While the losers of the energy crisis wonder how they will get through the winter, the winners record jubilant annual figures. Oil and gas companies such as BP, ExxonMobil and Shell made mega profits of many billions in the past quarter alone, to the delight of their shareholders and the chagrin of many politicians.
The political reaction followed in the autumn: all those extra euros can also be taxed extra. If the government had to support the population with billions to pay for the high energy prices, a large part of the House of Representatives and then also the cabinet thought, then the companies that benefited from the high prices could cough up part of the bill.
Read also: The oil companies are pouring in the billions — and criticism is growing
Until recently, less attention was paid to another group of winners on the energy market: the producers of green energy. In the midst of this energy crisis, they too are showing profit figures that far exceed the results of recent years. And they too, just like their fossil colleagues, are now faced with a substantial additional tax, Minister for Energy and Climate Rob Jetten (D66) announced last week.
At first glance, this does not seem like a logical decision. After all, the high energy prices are primarily the result of the oil and gas market, which cannot cope with demand and has been disrupted by the pandemic and the Russian invasion of Ukraine. In addition, politicians worldwide have been repeating for months that the reality of the war has once again convinced them of the need for a rapid transition to renewable energy sources.
Nevertheless, green producers are also benefiting fully from the crisis, and that has everything to do with the peculiar functioning of the electricity market.
On the electricity market, every producer is paid the same amount for his electricity. The exchange predicts how much electricity will be needed, collects the prices that all producers ask for their energy and then sets a fixed daily price based on the last producer needed to meet demand. The most expensive power source therefore determines the electricity price. And that is coal and gas.
Electricity from wind and sun costs little to produce, but this system rewards it with the same price as electricity from a gas or coal-fired power station. For example, operators of solar parks and wind turbines can walk in now that the gas price has skyrocketed.
From subsidies to mega profits
The tax – formally the ‘inframarginal tax’ – also applies to nuclear energy, biomass and other power sources that benefit from the high market price. By taxing their excess profits, the cabinet wants to collect 1.8 billion euros, Jetten wrote on December 1 to the Chamber.

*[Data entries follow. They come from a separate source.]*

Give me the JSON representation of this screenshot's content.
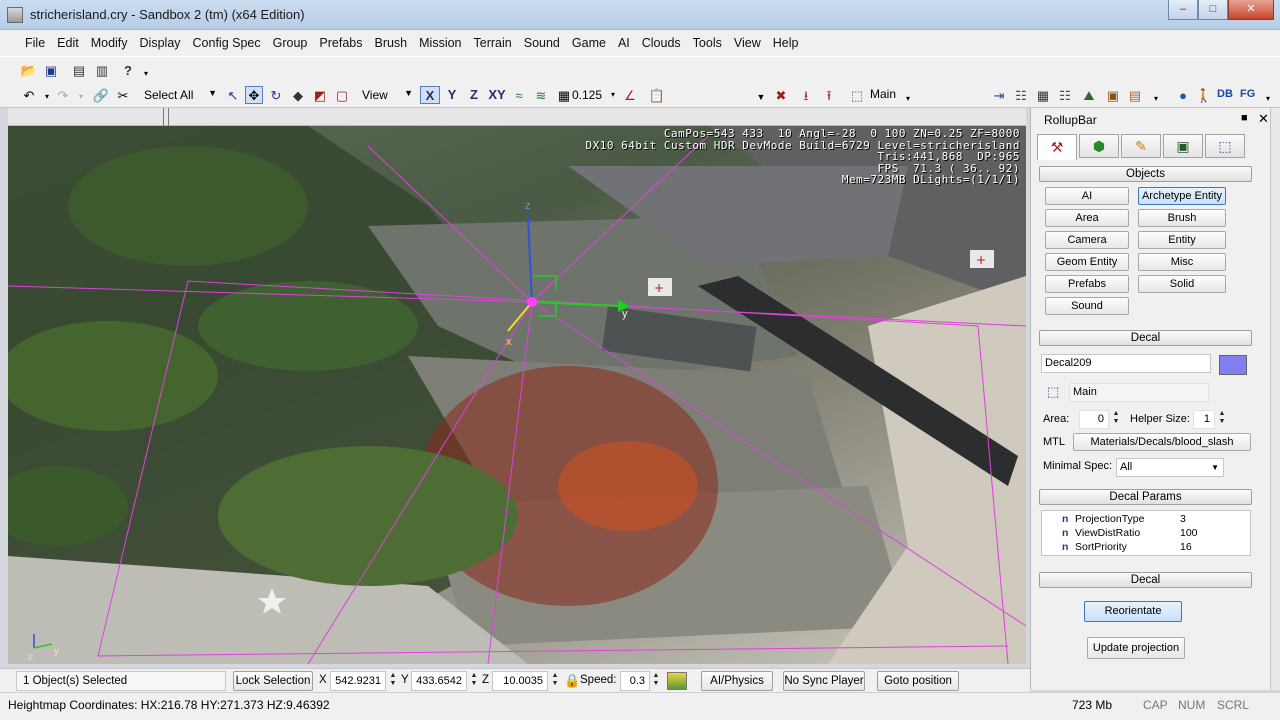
{
  "window": {
    "title": "stricherisland.cry - Sandbox 2 (tm) (x64 Edition)",
    "min": "–",
    "max": "□",
    "close": "✕"
  },
  "menu": [
    "File",
    "Edit",
    "Modify",
    "Display",
    "Config Spec",
    "Group",
    "Prefabs",
    "Brush",
    "Mission",
    "Terrain",
    "Sound",
    "Game",
    "AI",
    "Clouds",
    "Tools",
    "View",
    "Help"
  ],
  "toolbar": {
    "select_all": "Select All",
    "ref_coord": "View",
    "axes": [
      "X",
      "Y",
      "Z",
      "XY"
    ],
    "grid_size": "0.125",
    "layer": "Main",
    "right_labels": [
      "DB",
      "FG"
    ]
  },
  "viewport": {
    "hud_lines": [
      "CamPos=543 433  10 Angl=-28  0 100 ZN=0.25 ZF=8000",
      "DX10 64bit Custom HDR DevMode Build=6729 Level=stricherisland",
      "Tris:441,868  DP:965",
      "FPS  71.3 ( 36.. 92)",
      "Mem=723MB DLights=(1/1/1)"
    ],
    "gizmo_labels": {
      "x": "x",
      "y": "y",
      "z": "z"
    },
    "corner_axes": {
      "y": "y",
      "z": "z"
    }
  },
  "rollup": {
    "title": "RollupBar",
    "pin": "■",
    "close": "✕",
    "objects_header": "Objects",
    "object_buttons": [
      "AI",
      "Archetype Entity",
      "Area",
      "Brush",
      "Camera",
      "Entity",
      "Geom Entity",
      "Misc",
      "Prefabs",
      "Solid",
      "Sound"
    ],
    "decal_header": "Decal",
    "decal_name": "Decal209",
    "decal_color": "#8080f0",
    "layer": "Main",
    "area_label": "Area:",
    "area_value": "0",
    "helper_label": "Helper Size:",
    "helper_value": "1",
    "mtl_label": "MTL",
    "mtl_value": "Materials/Decals/blood_slash",
    "minspec_label": "Minimal Spec:",
    "minspec_value": "All",
    "params_header": "Decal Params",
    "params": [
      {
        "flag": "n",
        "key": "ProjectionType",
        "value": "3"
      },
      {
        "flag": "n",
        "key": "ViewDistRatio",
        "value": "100"
      },
      {
        "flag": "n",
        "key": "SortPriority",
        "value": "16"
      }
    ],
    "decal_header2": "Decal",
    "reorient": "Reorientate",
    "update_projection": "Update projection"
  },
  "status": {
    "selection": "1 Object(s) Selected",
    "lock_selection": "Lock Selection",
    "x_label": "X",
    "x_value": "542.9231",
    "y_label": "Y",
    "y_value": "433.6542",
    "z_label": "Z",
    "z_value": "10.0035",
    "speed_label": "Speed:",
    "speed_value": "0.3",
    "ai_physics": "AI/Physics",
    "no_sync": "No Sync Player",
    "goto": "Goto position",
    "heightmap": "Heightmap Coordinates: HX:216.78 HY:271.373 HZ:9.46392",
    "memory": "723 Mb",
    "cap": "CAP",
    "num": "NUM",
    "scrl": "SCRL"
  }
}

From that day on, the income of electricity producers above 130 euros per megawatt hour (MWh) will be subject to an additional tax for seven months. According to Jetten, that is already a considerable profit margin: before the war in Ukraine, prices between 40 and 70 euros per MWh were normal.

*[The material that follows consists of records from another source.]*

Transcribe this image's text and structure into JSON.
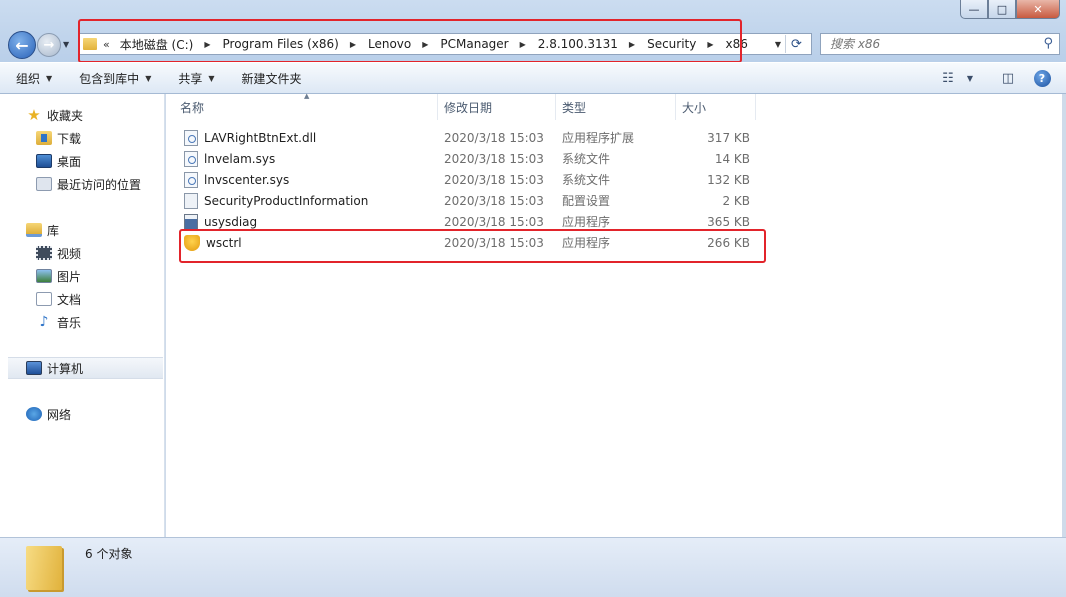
{
  "window": {
    "minimize_glyph": "—",
    "maximize_glyph": "□",
    "close_glyph": "✕"
  },
  "address": {
    "lead": "«",
    "crumbs": [
      "本地磁盘 (C:)",
      "Program Files (x86)",
      "Lenovo",
      "PCManager",
      "2.8.100.3131",
      "Security",
      "x86"
    ]
  },
  "search": {
    "placeholder": "搜索 x86"
  },
  "toolbar": {
    "organize": "组织",
    "include_in_library": "包含到库中",
    "share": "共享",
    "new_folder": "新建文件夹"
  },
  "sidebar": {
    "favorites": "收藏夹",
    "downloads": "下载",
    "desktop": "桌面",
    "recent": "最近访问的位置",
    "libraries": "库",
    "videos": "视频",
    "pictures": "图片",
    "documents": "文档",
    "music": "音乐",
    "computer": "计算机",
    "network": "网络"
  },
  "columns": {
    "name": "名称",
    "date": "修改日期",
    "type": "类型",
    "size": "大小"
  },
  "files": [
    {
      "name": "LAVRightBtnExt.dll",
      "date": "2020/3/18 15:03",
      "type": "应用程序扩展",
      "size": "317 KB",
      "icon": "dll-icon"
    },
    {
      "name": "lnvelam.sys",
      "date": "2020/3/18 15:03",
      "type": "系统文件",
      "size": "14 KB",
      "icon": "sys-file-icon"
    },
    {
      "name": "lnvscenter.sys",
      "date": "2020/3/18 15:03",
      "type": "系统文件",
      "size": "132 KB",
      "icon": "sys-file-icon"
    },
    {
      "name": "SecurityProductInformation",
      "date": "2020/3/18 15:03",
      "type": "配置设置",
      "size": "2 KB",
      "icon": "config-file-icon"
    },
    {
      "name": "usysdiag",
      "date": "2020/3/18 15:03",
      "type": "应用程序",
      "size": "365 KB",
      "icon": "exe-icon"
    },
    {
      "name": "wsctrl",
      "date": "2020/3/18 15:03",
      "type": "应用程序",
      "size": "266 KB",
      "icon": "shield-exe-icon"
    }
  ],
  "status": {
    "count": "6 个对象"
  },
  "colors": {
    "highlight_box": "#e2242b",
    "accent": "#2a62b8"
  }
}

Investing in renewable energy is thus made completely unattractive
John Vos chairman NWEA
Some of the energy producers think otherwise. “Because our sector happens to be doing very well, it is immediately skimmed,” says Jan Vos. Vos is the chairman of the NWEA, the trade association that represents the wind sector. “We actually have the solution for the CO2making our energy supply neutral. As a government, you have to be careful with that.”
If renewable energy starts to dominate the market in the coming years, prices will plummet, Vos expects. That means less profit. If a tax is added now, investing in renewable energy will be made completely unattractive.”
Nevertheless, a temporary excess profit tax is perfectly justifiable in this case, says Frans Rooijers, energy researcher and director of research bureau CE Delft.
“These are sectors that have received substantial subsidies in recent years and are now making astronomical profits,” says Rooijers. Because the government guaranteed a minimum price for wind and solar in the start-up years to get investments started, the energy producers actually ran no risk. “Then it is normal that the government also asks for something in return if the profits are now so high.”
Like the excess profit tax for oil and gas companies, the levy for electricity producers is the result of a series of plans proposed by the European Commission in September to keep energy bills affordable. On the one hand with a price cap for consumers, on the other hand with additional taxes for producers.
After the announcement of their tax, which will also apply for 2022 and should raise 3.2 billion euros, oil and gas companies announced that they are considering legal action. Some of the wind companies that Vos represents are also considering this. He himself is particularly concerned about further plans by the Commission to curb the profits of his sector. “People think too easily: there is something to be achieved.”
The latter also causes some concern for Rooijers. “We really need to invest more, but the investment incentives will get worse in the near future. The subsidies that still exist now will expire in 2025. With regard to coal-fired power stations, the cabinet has already shown that it was able to change its position in a short time: they were first encouraged and then quickly closed.”
There is nothing wrong with this tax, says Rooijers, if the government does work on a good investment climate for the future. “As a result, companies dare to take risks. And then they can also have a good profit for a period of time.”
#Wind #solar #energy #quietly #making #mega #profits #due #energy #crisis #tax